• _THE DATA_:

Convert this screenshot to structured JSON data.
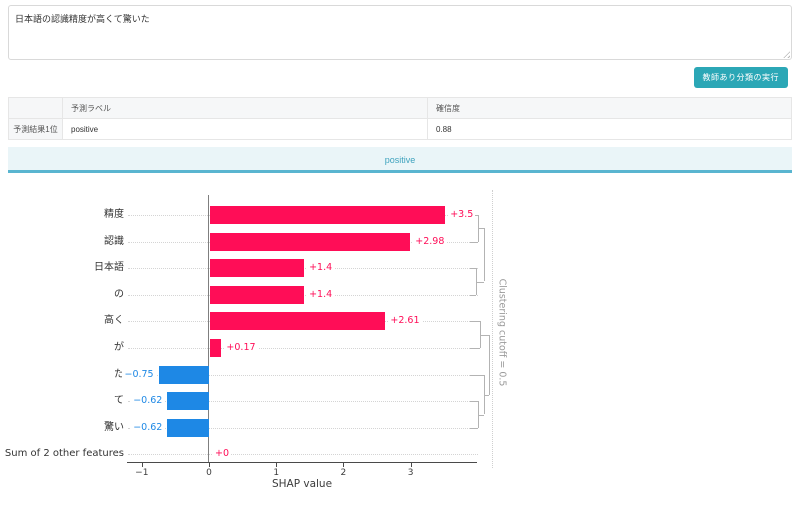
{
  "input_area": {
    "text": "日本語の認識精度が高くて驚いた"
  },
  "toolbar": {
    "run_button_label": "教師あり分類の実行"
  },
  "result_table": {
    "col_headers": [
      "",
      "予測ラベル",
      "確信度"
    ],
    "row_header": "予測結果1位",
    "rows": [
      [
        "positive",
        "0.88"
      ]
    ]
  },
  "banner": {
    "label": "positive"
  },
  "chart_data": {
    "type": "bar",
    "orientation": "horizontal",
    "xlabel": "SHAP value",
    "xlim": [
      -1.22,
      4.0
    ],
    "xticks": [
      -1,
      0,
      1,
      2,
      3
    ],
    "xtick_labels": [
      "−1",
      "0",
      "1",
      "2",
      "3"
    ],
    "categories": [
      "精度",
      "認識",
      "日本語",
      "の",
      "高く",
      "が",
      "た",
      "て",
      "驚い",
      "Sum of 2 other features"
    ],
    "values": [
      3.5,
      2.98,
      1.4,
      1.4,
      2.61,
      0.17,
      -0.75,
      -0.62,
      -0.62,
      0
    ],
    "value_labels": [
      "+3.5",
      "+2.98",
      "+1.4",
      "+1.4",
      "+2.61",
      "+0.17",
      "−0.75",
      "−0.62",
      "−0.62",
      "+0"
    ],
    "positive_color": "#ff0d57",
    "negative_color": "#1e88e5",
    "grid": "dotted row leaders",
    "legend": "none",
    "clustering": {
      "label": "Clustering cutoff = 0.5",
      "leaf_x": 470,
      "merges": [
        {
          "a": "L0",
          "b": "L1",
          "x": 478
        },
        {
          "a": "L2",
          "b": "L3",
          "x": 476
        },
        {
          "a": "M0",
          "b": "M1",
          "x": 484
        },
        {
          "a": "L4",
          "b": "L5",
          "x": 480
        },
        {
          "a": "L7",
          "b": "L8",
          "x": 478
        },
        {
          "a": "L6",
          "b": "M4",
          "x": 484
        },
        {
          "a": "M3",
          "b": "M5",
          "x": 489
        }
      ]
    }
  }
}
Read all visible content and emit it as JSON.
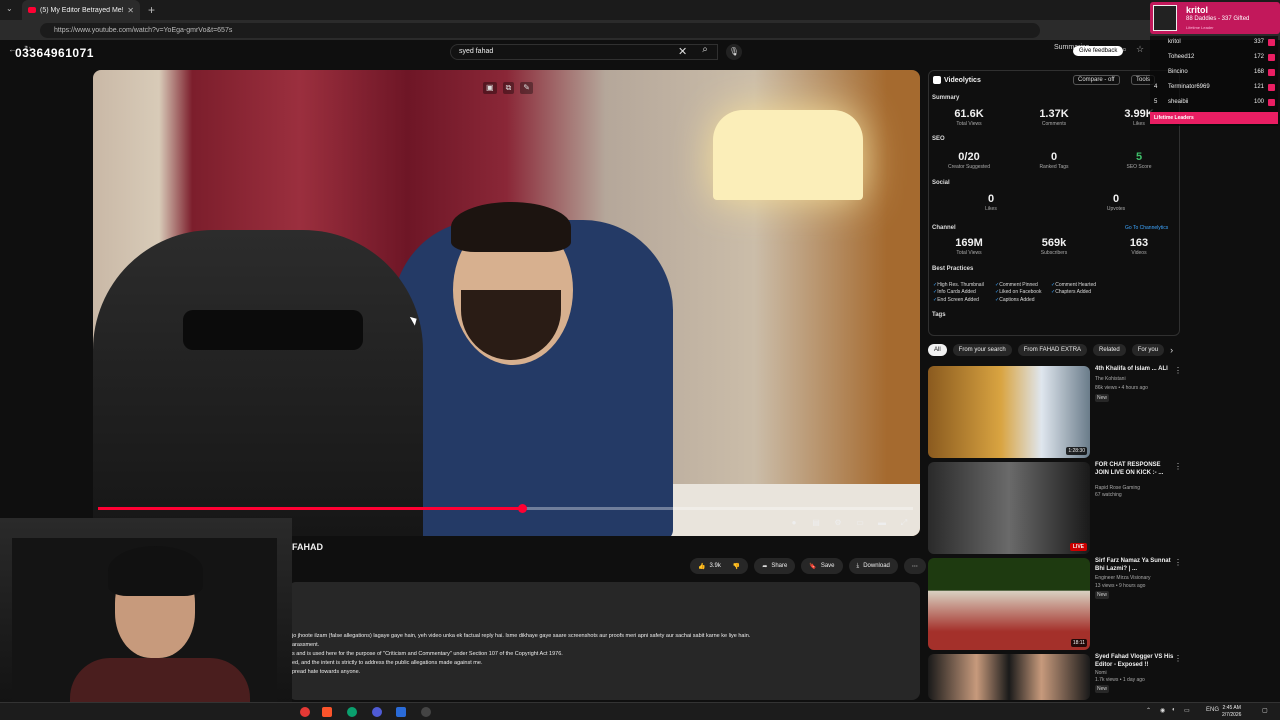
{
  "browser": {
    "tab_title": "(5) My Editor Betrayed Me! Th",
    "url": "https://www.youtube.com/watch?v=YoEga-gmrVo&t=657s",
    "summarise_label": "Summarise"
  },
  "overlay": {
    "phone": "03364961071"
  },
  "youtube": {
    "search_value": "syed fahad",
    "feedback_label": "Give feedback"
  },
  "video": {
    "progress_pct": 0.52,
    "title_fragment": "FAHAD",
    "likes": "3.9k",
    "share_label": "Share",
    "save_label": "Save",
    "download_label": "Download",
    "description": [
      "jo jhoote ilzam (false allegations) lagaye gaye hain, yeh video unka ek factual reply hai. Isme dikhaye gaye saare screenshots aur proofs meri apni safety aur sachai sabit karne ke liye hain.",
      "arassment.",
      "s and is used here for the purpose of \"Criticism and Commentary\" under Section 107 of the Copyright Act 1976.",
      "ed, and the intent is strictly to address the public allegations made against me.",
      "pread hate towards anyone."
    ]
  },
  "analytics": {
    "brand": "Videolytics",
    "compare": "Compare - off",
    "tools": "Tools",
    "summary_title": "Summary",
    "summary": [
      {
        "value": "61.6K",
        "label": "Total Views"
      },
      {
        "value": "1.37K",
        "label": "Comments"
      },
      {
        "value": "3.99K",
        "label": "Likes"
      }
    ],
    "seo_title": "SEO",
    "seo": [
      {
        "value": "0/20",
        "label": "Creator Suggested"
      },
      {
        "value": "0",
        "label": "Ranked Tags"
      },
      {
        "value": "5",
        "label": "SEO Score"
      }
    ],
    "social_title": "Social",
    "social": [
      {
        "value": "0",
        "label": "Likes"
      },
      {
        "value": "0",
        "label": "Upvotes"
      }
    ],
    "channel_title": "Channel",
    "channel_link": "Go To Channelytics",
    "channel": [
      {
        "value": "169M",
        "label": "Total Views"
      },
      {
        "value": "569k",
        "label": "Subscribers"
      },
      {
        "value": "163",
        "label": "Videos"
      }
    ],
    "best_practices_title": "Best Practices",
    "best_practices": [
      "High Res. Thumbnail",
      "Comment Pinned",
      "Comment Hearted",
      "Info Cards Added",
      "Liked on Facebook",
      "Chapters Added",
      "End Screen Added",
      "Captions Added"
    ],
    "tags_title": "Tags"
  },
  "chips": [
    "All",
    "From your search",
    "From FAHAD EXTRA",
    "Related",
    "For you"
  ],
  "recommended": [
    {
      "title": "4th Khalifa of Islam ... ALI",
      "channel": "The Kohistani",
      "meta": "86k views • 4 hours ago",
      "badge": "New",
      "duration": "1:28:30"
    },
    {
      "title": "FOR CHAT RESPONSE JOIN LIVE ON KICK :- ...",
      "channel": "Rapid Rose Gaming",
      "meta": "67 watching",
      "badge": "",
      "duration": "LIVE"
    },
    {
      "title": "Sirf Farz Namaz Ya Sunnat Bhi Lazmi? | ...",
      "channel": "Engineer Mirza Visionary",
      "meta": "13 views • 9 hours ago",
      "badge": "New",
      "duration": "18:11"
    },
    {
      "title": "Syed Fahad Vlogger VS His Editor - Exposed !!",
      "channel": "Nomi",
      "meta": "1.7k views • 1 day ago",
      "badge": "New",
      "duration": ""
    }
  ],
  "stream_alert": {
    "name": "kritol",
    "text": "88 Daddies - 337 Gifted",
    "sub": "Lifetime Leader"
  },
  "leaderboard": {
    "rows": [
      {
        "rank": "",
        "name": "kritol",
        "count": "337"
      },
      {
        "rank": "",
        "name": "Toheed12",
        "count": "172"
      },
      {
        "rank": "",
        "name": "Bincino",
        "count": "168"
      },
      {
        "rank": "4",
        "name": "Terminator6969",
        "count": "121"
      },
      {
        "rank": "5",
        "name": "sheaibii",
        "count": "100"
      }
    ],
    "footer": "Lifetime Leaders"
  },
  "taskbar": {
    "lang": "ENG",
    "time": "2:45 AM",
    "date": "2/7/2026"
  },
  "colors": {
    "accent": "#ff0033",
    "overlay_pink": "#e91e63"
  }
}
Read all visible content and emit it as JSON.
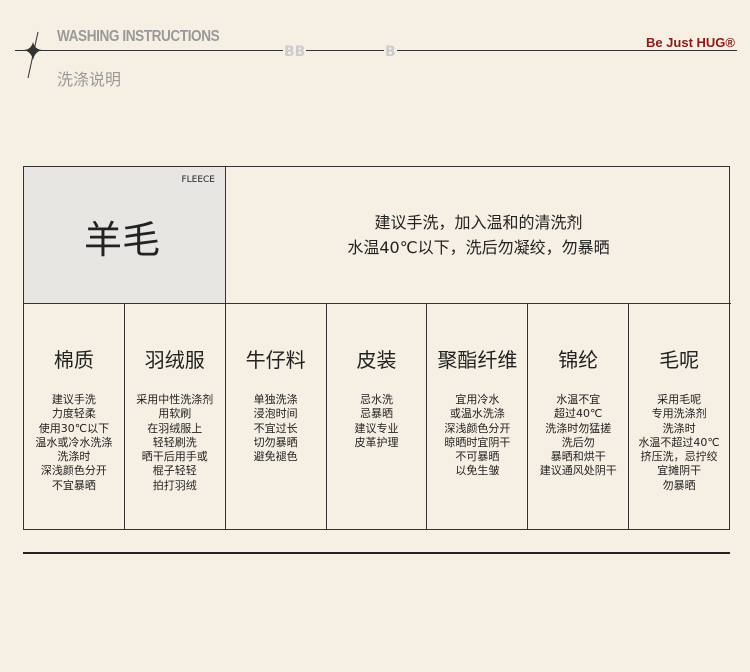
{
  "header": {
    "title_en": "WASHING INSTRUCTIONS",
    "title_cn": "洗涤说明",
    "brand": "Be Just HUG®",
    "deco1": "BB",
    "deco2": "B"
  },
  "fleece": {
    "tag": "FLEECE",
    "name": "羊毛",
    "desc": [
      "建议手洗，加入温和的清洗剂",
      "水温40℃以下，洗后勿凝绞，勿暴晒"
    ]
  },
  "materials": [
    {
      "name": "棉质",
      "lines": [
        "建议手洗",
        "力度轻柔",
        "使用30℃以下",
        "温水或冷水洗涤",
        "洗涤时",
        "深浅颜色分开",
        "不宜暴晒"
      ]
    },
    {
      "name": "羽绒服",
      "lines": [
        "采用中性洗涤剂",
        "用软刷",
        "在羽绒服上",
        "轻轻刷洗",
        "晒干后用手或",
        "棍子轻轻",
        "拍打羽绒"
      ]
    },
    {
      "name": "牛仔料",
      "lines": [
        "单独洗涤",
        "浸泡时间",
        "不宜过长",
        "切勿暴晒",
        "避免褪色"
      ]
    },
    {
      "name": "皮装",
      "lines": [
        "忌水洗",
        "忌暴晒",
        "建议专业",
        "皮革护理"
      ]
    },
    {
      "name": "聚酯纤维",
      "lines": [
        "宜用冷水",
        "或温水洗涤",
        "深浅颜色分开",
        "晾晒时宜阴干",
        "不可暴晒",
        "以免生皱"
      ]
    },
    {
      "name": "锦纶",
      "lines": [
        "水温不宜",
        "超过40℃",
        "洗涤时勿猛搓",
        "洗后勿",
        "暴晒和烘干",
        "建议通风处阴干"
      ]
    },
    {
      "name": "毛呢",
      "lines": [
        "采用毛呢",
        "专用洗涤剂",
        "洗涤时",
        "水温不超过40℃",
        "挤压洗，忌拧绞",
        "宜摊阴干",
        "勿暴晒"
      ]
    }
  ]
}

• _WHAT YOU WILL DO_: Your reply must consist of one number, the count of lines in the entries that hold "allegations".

• _RESULT_: 2